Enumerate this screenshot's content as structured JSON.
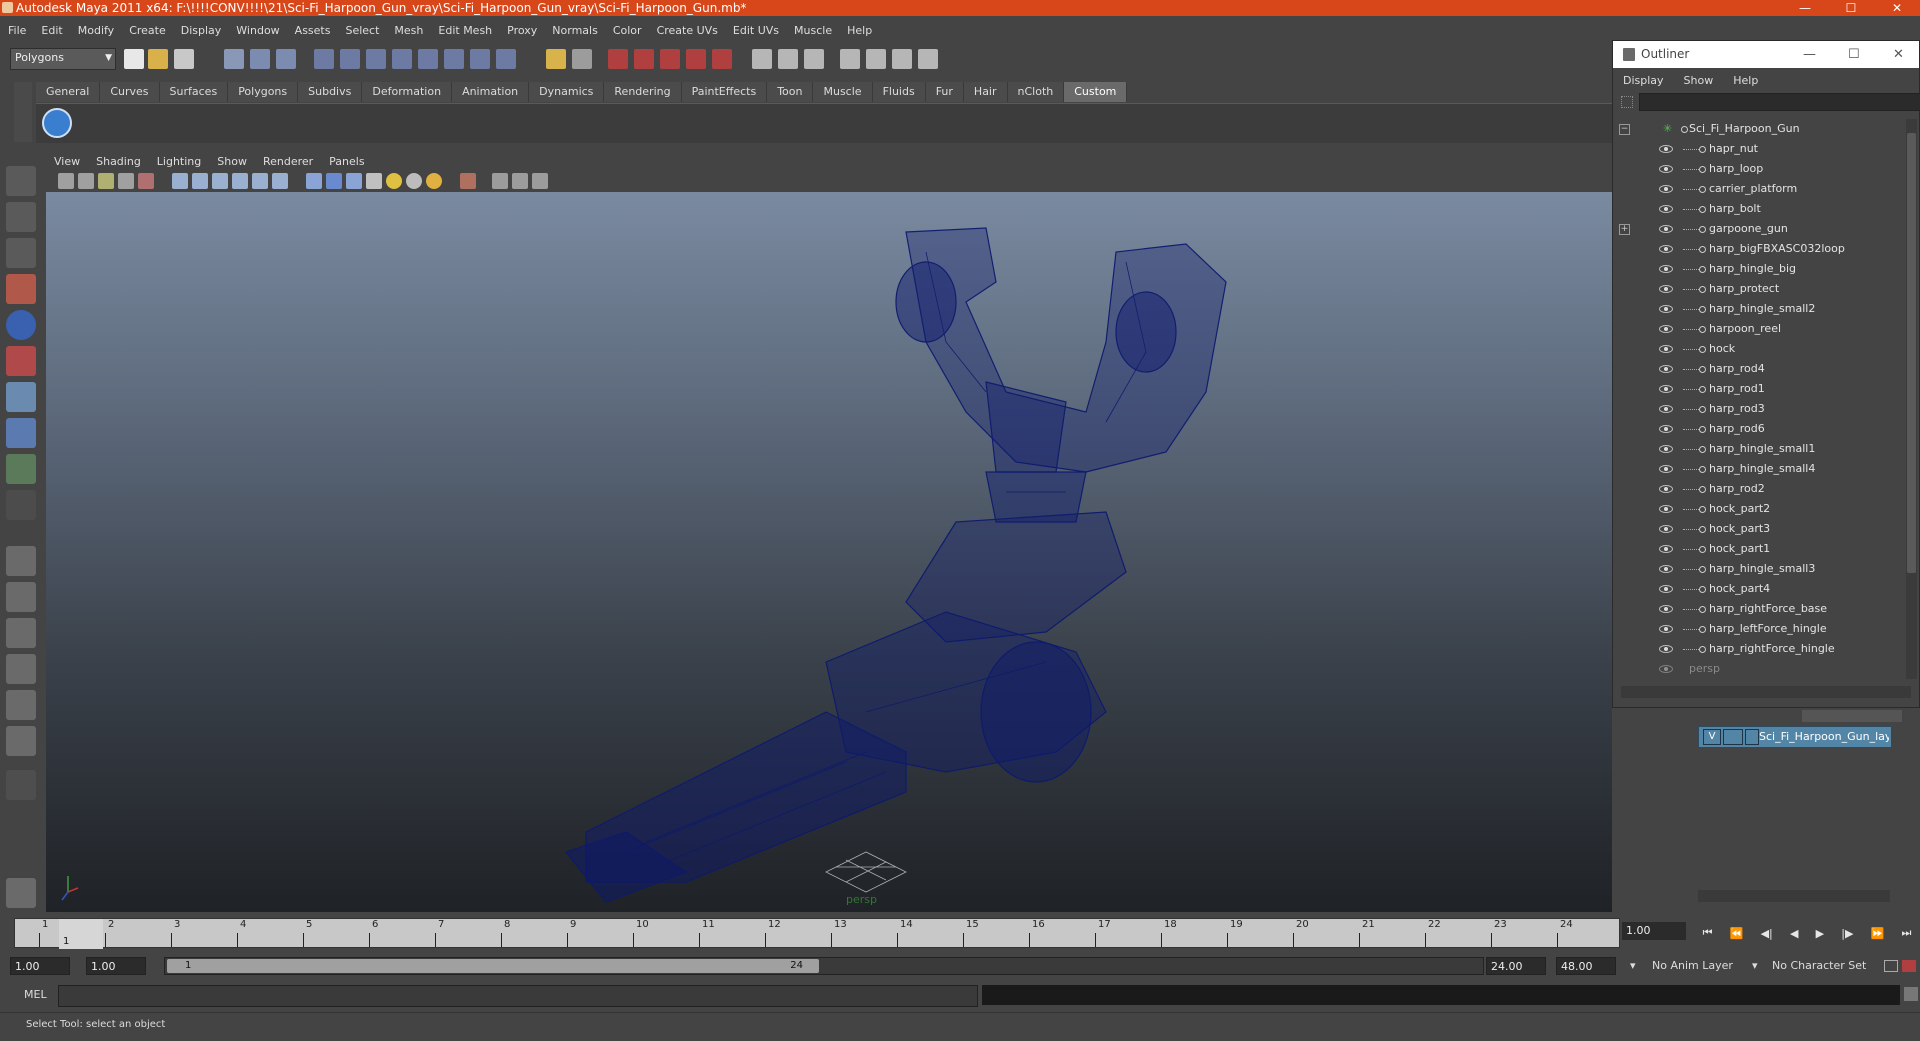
{
  "window": {
    "title": "Autodesk Maya 2011 x64: F:\\!!!!CONV!!!!\\21\\Sci-Fi_Harpoon_Gun_vray\\Sci-Fi_Harpoon_Gun_vray\\Sci-Fi_Harpoon_Gun.mb*",
    "controls": [
      "—",
      "☐",
      "✕"
    ]
  },
  "menubar": [
    "File",
    "Edit",
    "Modify",
    "Create",
    "Display",
    "Window",
    "Assets",
    "Select",
    "Mesh",
    "Edit Mesh",
    "Proxy",
    "Normals",
    "Color",
    "Create UVs",
    "Edit UVs",
    "Muscle",
    "Help"
  ],
  "statusline": {
    "mode_select": "Polygons"
  },
  "shelf": {
    "tabs": [
      "General",
      "Curves",
      "Surfaces",
      "Polygons",
      "Subdivs",
      "Deformation",
      "Animation",
      "Dynamics",
      "Rendering",
      "PaintEffects",
      "Toon",
      "Muscle",
      "Fluids",
      "Fur",
      "Hair",
      "nCloth",
      "Custom"
    ],
    "active_tab": "Custom"
  },
  "viewport": {
    "menu": [
      "View",
      "Shading",
      "Lighting",
      "Show",
      "Renderer",
      "Panels"
    ],
    "camera_label": "persp",
    "wire_color": "#0d1a6e"
  },
  "outliner": {
    "title": "Outliner",
    "controls": [
      "—",
      "☐",
      "✕"
    ],
    "menu": [
      "Display",
      "Show",
      "Help"
    ],
    "root": "Sci_Fi_Harpoon_Gun",
    "items": [
      "hapr_nut",
      "harp_loop",
      "carrier_platform",
      "harp_bolt",
      "garpoone_gun",
      "harp_bigFBXASC032loop",
      "harp_hingle_big",
      "harp_protect",
      "harp_hingle_small2",
      "harpoon_reel",
      "hock",
      "harp_rod4",
      "harp_rod1",
      "harp_rod3",
      "harp_rod6",
      "harp_hingle_small1",
      "harp_hingle_small4",
      "harp_rod2",
      "hock_part2",
      "hock_part3",
      "hock_part1",
      "harp_hingle_small3",
      "hock_part4",
      "harp_rightForce_base",
      "harp_leftForce_hingle",
      "harp_rightForce_hingle"
    ],
    "camera_item": "persp"
  },
  "layers": {
    "visible_flag": "V",
    "layer_name": "Sci_Fi_Harpoon_Gun_layer"
  },
  "timeline": {
    "ticks": [
      "1",
      "2",
      "3",
      "4",
      "5",
      "6",
      "7",
      "8",
      "9",
      "10",
      "11",
      "12",
      "13",
      "14",
      "15",
      "16",
      "17",
      "18",
      "19",
      "20",
      "21",
      "22",
      "23",
      "24"
    ],
    "current_frame": "1",
    "current_frame_field": "1.00",
    "playback_buttons": [
      "⏮",
      "⏪",
      "◀|",
      "◀",
      "▶",
      "|▶",
      "⏩",
      "⏭"
    ]
  },
  "range": {
    "start_field": "1.00",
    "start2_field": "1.00",
    "thumb_start": "1",
    "thumb_end": "24",
    "end_field": "24.00",
    "end2_field": "48.00",
    "anim_layer": "No Anim Layer",
    "char_set": "No Character Set"
  },
  "cmdline": {
    "label": "MEL"
  },
  "helpline": {
    "text": "Select Tool: select an object"
  }
}
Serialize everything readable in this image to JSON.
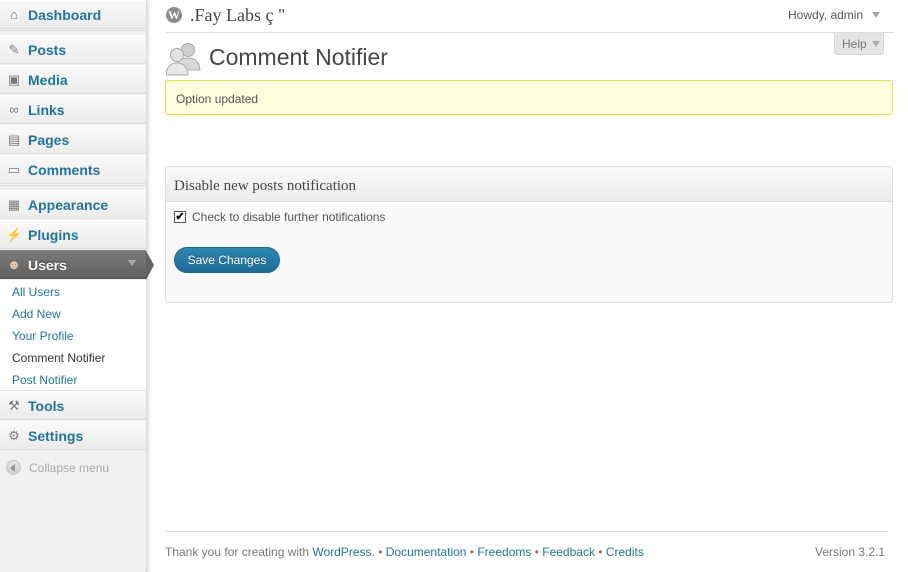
{
  "site": {
    "title": ".Fay Labs ç \"",
    "logo_letter": "W"
  },
  "user": {
    "greeting": "Howdy, admin"
  },
  "help": {
    "label": "Help"
  },
  "page": {
    "title": "Comment Notifier"
  },
  "notice": {
    "text": "Option updated"
  },
  "menu": {
    "dashboard": "Dashboard",
    "posts": "Posts",
    "media": "Media",
    "links": "Links",
    "pages": "Pages",
    "comments": "Comments",
    "appearance": "Appearance",
    "plugins": "Plugins",
    "users": "Users",
    "tools": "Tools",
    "settings": "Settings",
    "collapse": "Collapse menu"
  },
  "users_submenu": [
    "All Users",
    "Add New",
    "Your Profile",
    "Comment Notifier",
    "Post Notifier"
  ],
  "postbox": {
    "title": "Disable new posts notification",
    "checkbox_label": "Check to disable further notifications",
    "checkbox_checked": true,
    "checkbox_mark": "✔",
    "save_label": "Save Changes"
  },
  "footer": {
    "thanks": "Thank you for creating with ",
    "wordpress": "WordPress",
    "sep1": ". • ",
    "documentation": "Documentation",
    "sep2": " • ",
    "freedoms": "Freedoms",
    "sep3": " • ",
    "feedback": "Feedback",
    "sep4": " • ",
    "credits": "Credits",
    "version": "Version 3.2.1"
  },
  "colors": {
    "link": "#21759b",
    "notice_bg": "#ffffe0",
    "notice_border": "#e6db55",
    "button": "#21759b"
  }
}
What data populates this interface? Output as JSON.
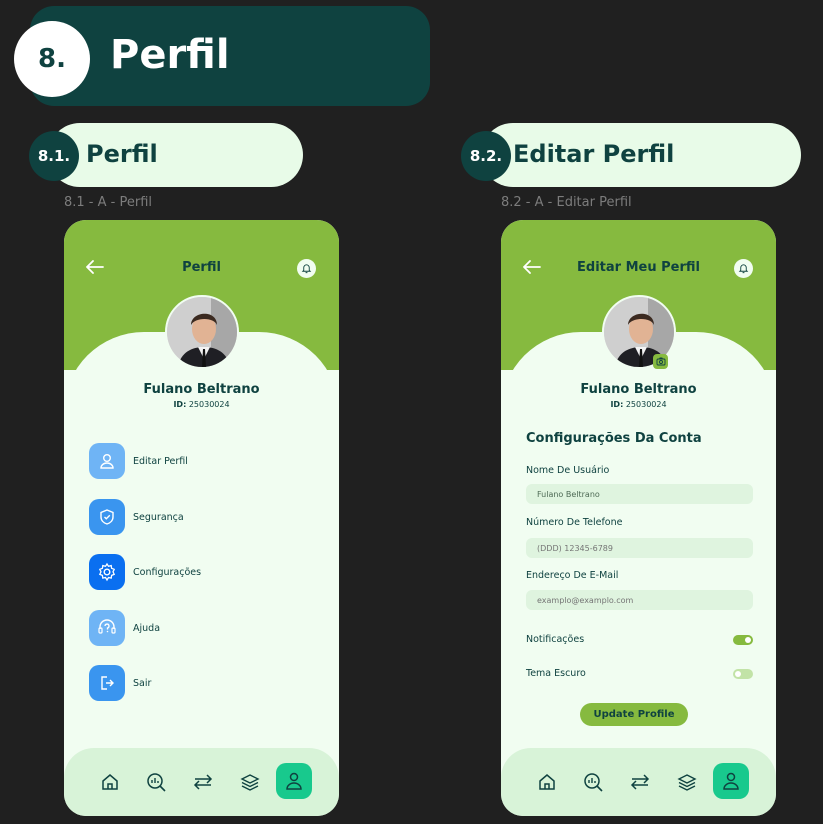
{
  "section": {
    "number": "8.",
    "title": "Perfil"
  },
  "left": {
    "pill_number": "8.1.",
    "pill_title": "Perfil",
    "caption": "8.1 - A - Perfil",
    "screen_title": "Perfil",
    "user": {
      "name": "Fulano Beltrano",
      "id_label": "ID:",
      "id_value": "25030024"
    },
    "menu": [
      {
        "label": "Editar Perfil",
        "icon": "user-icon",
        "color": "#6fb4f5"
      },
      {
        "label": "Segurança",
        "icon": "shield-icon",
        "color": "#3a95ef"
      },
      {
        "label": "Configurações",
        "icon": "gear-icon",
        "color": "#0a6ff0"
      },
      {
        "label": "Ajuda",
        "icon": "help-icon",
        "color": "#6fb4f5"
      },
      {
        "label": "Sair",
        "icon": "logout-icon",
        "color": "#3a95ef"
      }
    ]
  },
  "right": {
    "pill_number": "8.2.",
    "pill_title": "Editar Perfil",
    "caption": "8.2 - A - Editar Perfil",
    "screen_title": "Editar Meu Perfil",
    "user": {
      "name": "Fulano Beltrano",
      "id_label": "ID:",
      "id_value": "25030024"
    },
    "section_title": "Configurações Da Conta",
    "fields": [
      {
        "label": "Nome De Usuário",
        "value": "Fulano Beltrano",
        "placeholder": ""
      },
      {
        "label": "Número De Telefone",
        "value": "",
        "placeholder": "(DDD) 12345-6789"
      },
      {
        "label": "Endereço De E-Mail",
        "value": "",
        "placeholder": "examplo@examplo.com"
      }
    ],
    "toggles": [
      {
        "label": "Notificações",
        "on": true
      },
      {
        "label": "Tema Escuro",
        "on": false
      }
    ],
    "update_button": "Update Profile"
  },
  "nav_icons": [
    "home-icon",
    "analytics-icon",
    "transfer-icon",
    "layers-icon",
    "profile-icon"
  ],
  "colors": {
    "brand_dark": "#0f4240",
    "brand_green": "#86ba3f",
    "accent": "#18c98d",
    "panel": "#f1fdf1"
  }
}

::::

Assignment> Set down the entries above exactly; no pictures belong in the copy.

Exercise solution>
Enumerate this screenshot's content as structured JSON.
{
  "window": {
    "title": "Autodesk Maya 2011 x64: F:\\!!!!CONV!!!!\\21\\Sci-Fi_Harpoon_Gun_vray\\Sci-Fi_Harpoon_Gun_vray\\Sci-Fi_Harpoon_Gun.mb*",
    "controls": [
      "—",
      "☐",
      "✕"
    ]
  },
  "menubar": [
    "File",
    "Edit",
    "Modify",
    "Create",
    "Display",
    "Window",
    "Assets",
    "Select",
    "Mesh",
    "Edit Mesh",
    "Proxy",
    "Normals",
    "Color",
    "Create UVs",
    "Edit UVs",
    "Muscle",
    "Help"
  ],
  "statusline": {
    "mode_select": "Polygons"
  },
  "shelf": {
    "tabs": [
      "General",
      "Curves",
      "Surfaces",
      "Polygons",
      "Subdivs",
      "Deformation",
      "Animation",
      "Dynamics",
      "Rendering",
      "PaintEffects",
      "Toon",
      "Muscle",
      "Fluids",
      "Fur",
      "Hair",
      "nCloth",
      "Custom"
    ],
    "active_tab": "Custom"
  },
  "viewport": {
    "menu": [
      "View",
      "Shading",
      "Lighting",
      "Show",
      "Renderer",
      "Panels"
    ],
    "camera_label": "persp",
    "wire_color": "#0d1a6e"
  },
  "outliner": {
    "title": "Outliner",
    "controls": [
      "—",
      "☐",
      "✕"
    ],
    "menu": [
      "Display",
      "Show",
      "Help"
    ],
    "root": "Sci_Fi_Harpoon_Gun",
    "items": [
      "hapr_nut",
      "harp_loop",
      "carrier_platform",
      "harp_bolt",
      "garpoone_gun",
      "harp_bigFBXASC032loop",
      "harp_hingle_big",
      "harp_protect",
      "harp_hingle_small2",
      "harpoon_reel",
      "hock",
      "harp_rod4",
      "harp_rod1",
      "harp_rod3",
      "harp_rod6",
      "harp_hingle_small1",
      "harp_hingle_small4",
      "harp_rod2",
      "hock_part2",
      "hock_part3",
      "hock_part1",
      "harp_hingle_small3",
      "hock_part4",
      "harp_rightForce_base",
      "harp_leftForce_hingle",
      "harp_rightForce_hingle"
    ],
    "camera_item": "persp"
  },
  "layers": {
    "visible_flag": "V",
    "layer_name": "Sci_Fi_Harpoon_Gun_layer"
  },
  "timeline": {
    "ticks": [
      "1",
      "2",
      "3",
      "4",
      "5",
      "6",
      "7",
      "8",
      "9",
      "10",
      "11",
      "12",
      "13",
      "14",
      "15",
      "16",
      "17",
      "18",
      "19",
      "20",
      "21",
      "22",
      "23",
      "24"
    ],
    "current_frame": "1",
    "current_frame_field": "1.00",
    "playback_buttons": [
      "⏮",
      "⏪",
      "◀|",
      "◀",
      "▶",
      "|▶",
      "⏩",
      "⏭"
    ]
  },
  "range": {
    "start_field": "1.00",
    "start2_field": "1.00",
    "thumb_start": "1",
    "thumb_end": "24",
    "end_field": "24.00",
    "end2_field": "48.00",
    "anim_layer": "No Anim Layer",
    "char_set": "No Character Set"
  },
  "cmdline": {
    "label": "MEL"
  },
  "helpline": {
    "text": "Select Tool: select an object"
  }
}
Serialize everything readable in this image to JSON.
{
  "site": {
    "title": ".Fay Labs ç \"",
    "logo_letter": "W"
  },
  "user": {
    "greeting": "Howdy, admin"
  },
  "help": {
    "label": "Help"
  },
  "page": {
    "title": "Comment Notifier"
  },
  "notice": {
    "text": "Option updated"
  },
  "menu": {
    "dashboard": "Dashboard",
    "posts": "Posts",
    "media": "Media",
    "links": "Links",
    "pages": "Pages",
    "comments": "Comments",
    "appearance": "Appearance",
    "plugins": "Plugins",
    "users": "Users",
    "tools": "Tools",
    "settings": "Settings",
    "collapse": "Collapse menu"
  },
  "users_submenu": [
    "All Users",
    "Add New",
    "Your Profile",
    "Comment Notifier",
    "Post Notifier"
  ],
  "postbox": {
    "title": "Disable new posts notification",
    "checkbox_label": "Check to disable further notifications",
    "checkbox_checked": true,
    "checkbox_mark": "✔",
    "save_label": "Save Changes"
  },
  "footer": {
    "thanks": "Thank you for creating with ",
    "wordpress": "WordPress",
    "sep1": ". • ",
    "documentation": "Documentation",
    "sep2": " • ",
    "freedoms": "Freedoms",
    "sep3": " • ",
    "feedback": "Feedback",
    "sep4": " • ",
    "credits": "Credits",
    "version": "Version 3.2.1"
  },
  "colors": {
    "link": "#21759b",
    "notice_bg": "#ffffe0",
    "notice_border": "#e6db55",
    "button": "#21759b"
  }
}
What data populates this interface? Output as JSON.
{
  "section": {
    "number": "8.",
    "title": "Perfil"
  },
  "left": {
    "pill_number": "8.1.",
    "pill_title": "Perfil",
    "caption": "8.1 - A - Perfil",
    "screen_title": "Perfil",
    "user": {
      "name": "Fulano Beltrano",
      "id_label": "ID:",
      "id_value": "25030024"
    },
    "menu": [
      {
        "label": "Editar Perfil",
        "icon": "user-icon",
        "color": "#6fb4f5"
      },
      {
        "label": "Segurança",
        "icon": "shield-icon",
        "color": "#3a95ef"
      },
      {
        "label": "Configurações",
        "icon": "gear-icon",
        "color": "#0a6ff0"
      },
      {
        "label": "Ajuda",
        "icon": "help-icon",
        "color": "#6fb4f5"
      },
      {
        "label": "Sair",
        "icon": "logout-icon",
        "color": "#3a95ef"
      }
    ]
  },
  "right": {
    "pill_number": "8.2.",
    "pill_title": "Editar Perfil",
    "caption": "8.2 - A - Editar Perfil",
    "screen_title": "Editar Meu Perfil",
    "user": {
      "name": "Fulano Beltrano",
      "id_label": "ID:",
      "id_value": "25030024"
    },
    "section_title": "Configurações Da Conta",
    "fields": [
      {
        "label": "Nome De Usuário",
        "value": "Fulano Beltrano",
        "placeholder": ""
      },
      {
        "label": "Número De Telefone",
        "value": "",
        "placeholder": "(DDD) 12345-6789"
      },
      {
        "label": "Endereço De E-Mail",
        "value": "",
        "placeholder": "examplo@examplo.com"
      }
    ],
    "toggles": [
      {
        "label": "Notificações",
        "on": true
      },
      {
        "label": "Tema Escuro",
        "on": false
      }
    ],
    "update_button": "Update Profile"
  },
  "nav_icons": [
    "home-icon",
    "analytics-icon",
    "transfer-icon",
    "layers-icon",
    "profile-icon"
  ],
  "colors": {
    "brand_dark": "#0f4240",
    "brand_green": "#86ba3f",
    "accent": "#18c98d",
    "panel": "#f1fdf1"
  }
}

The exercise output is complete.